(Source information)

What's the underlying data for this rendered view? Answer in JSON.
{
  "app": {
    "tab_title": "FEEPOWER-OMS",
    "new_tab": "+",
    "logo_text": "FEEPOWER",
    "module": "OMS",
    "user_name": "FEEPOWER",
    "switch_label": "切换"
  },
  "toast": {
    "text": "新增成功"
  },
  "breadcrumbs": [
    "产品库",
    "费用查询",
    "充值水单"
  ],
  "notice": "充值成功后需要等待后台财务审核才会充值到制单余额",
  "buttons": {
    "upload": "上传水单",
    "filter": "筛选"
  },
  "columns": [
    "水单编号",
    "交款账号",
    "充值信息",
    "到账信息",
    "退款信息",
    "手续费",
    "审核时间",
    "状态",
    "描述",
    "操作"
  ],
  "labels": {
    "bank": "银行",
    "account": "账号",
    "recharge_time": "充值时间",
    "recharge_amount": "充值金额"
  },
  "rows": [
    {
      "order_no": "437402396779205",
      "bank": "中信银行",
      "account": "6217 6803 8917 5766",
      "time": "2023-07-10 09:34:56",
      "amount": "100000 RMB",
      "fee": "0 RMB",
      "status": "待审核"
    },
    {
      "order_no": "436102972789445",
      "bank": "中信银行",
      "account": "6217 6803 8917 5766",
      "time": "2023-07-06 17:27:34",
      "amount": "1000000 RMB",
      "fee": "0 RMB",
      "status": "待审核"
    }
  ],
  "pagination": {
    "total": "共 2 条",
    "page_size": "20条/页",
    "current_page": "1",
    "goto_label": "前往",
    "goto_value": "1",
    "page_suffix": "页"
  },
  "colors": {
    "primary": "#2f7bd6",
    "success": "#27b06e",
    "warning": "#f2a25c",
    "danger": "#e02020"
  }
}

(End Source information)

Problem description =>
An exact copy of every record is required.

Task output =>
What's the underlying data for this rendered view? Answer in JSON.
{
  "app": {
    "tab_title": "FEEPOWER-OMS",
    "new_tab": "+",
    "logo_text": "FEEPOWER",
    "module": "OMS",
    "user_name": "FEEPOWER",
    "switch_label": "切换"
  },
  "toast": {
    "text": "新增成功"
  },
  "breadcrumbs": [
    "产品库",
    "费用查询",
    "充值水单"
  ],
  "notice": "充值成功后需要等待后台财务审核才会充值到制单余额",
  "buttons": {
    "upload": "上传水单",
    "filter": "筛选"
  },
  "columns": [
    "水单编号",
    "交款账号",
    "充值信息",
    "到账信息",
    "退款信息",
    "手续费",
    "审核时间",
    "状态",
    "描述",
    "操作"
  ],
  "labels": {
    "bank": "银行",
    "account": "账号",
    "recharge_time": "充值时间",
    "recharge_amount": "充值金额"
  },
  "rows": [
    {
      "order_no": "437402396779205",
      "bank": "中信银行",
      "account": "6217 6803 8917 5766",
      "time": "2023-07-10 09:34:56",
      "amount": "100000 RMB",
      "fee": "0 RMB",
      "status": "待审核"
    },
    {
      "order_no": "436102972789445",
      "bank": "中信银行",
      "account": "6217 6803 8917 5766",
      "time": "2023-07-06 17:27:34",
      "amount": "1000000 RMB",
      "fee": "0 RMB",
      "status": "待审核"
    }
  ],
  "pagination": {
    "total": "共 2 条",
    "page_size": "20条/页",
    "current_page": "1",
    "goto_label": "前往",
    "goto_value": "1",
    "page_suffix": "页"
  },
  "colors": {
    "primary": "#2f7bd6",
    "success": "#27b06e",
    "warning": "#f2a25c",
    "danger": "#e02020"
  }
}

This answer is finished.